Go through the lines below and tally those containing the string "Sales". Respond with the number only.

(Data to examine Opens)

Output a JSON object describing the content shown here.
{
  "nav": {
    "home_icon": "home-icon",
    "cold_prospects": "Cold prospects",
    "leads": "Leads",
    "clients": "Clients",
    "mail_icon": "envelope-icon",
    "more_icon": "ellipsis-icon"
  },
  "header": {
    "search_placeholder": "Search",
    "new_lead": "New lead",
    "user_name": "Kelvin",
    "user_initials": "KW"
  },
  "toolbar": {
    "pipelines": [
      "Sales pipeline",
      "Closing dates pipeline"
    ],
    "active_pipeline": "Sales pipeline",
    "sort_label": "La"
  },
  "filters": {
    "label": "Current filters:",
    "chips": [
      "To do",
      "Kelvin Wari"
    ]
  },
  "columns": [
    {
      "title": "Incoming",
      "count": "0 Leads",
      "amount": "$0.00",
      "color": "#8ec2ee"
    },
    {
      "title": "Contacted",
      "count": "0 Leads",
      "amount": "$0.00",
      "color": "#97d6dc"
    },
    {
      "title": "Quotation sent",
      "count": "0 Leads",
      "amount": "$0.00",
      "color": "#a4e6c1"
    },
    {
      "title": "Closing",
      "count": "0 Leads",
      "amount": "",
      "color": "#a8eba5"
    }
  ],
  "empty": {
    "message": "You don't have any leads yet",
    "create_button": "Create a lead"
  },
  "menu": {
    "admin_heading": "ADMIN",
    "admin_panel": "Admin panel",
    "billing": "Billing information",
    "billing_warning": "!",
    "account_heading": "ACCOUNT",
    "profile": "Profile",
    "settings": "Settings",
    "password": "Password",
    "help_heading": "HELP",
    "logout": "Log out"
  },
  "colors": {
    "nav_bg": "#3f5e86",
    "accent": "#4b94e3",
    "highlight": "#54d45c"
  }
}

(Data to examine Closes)

**Solution:** 2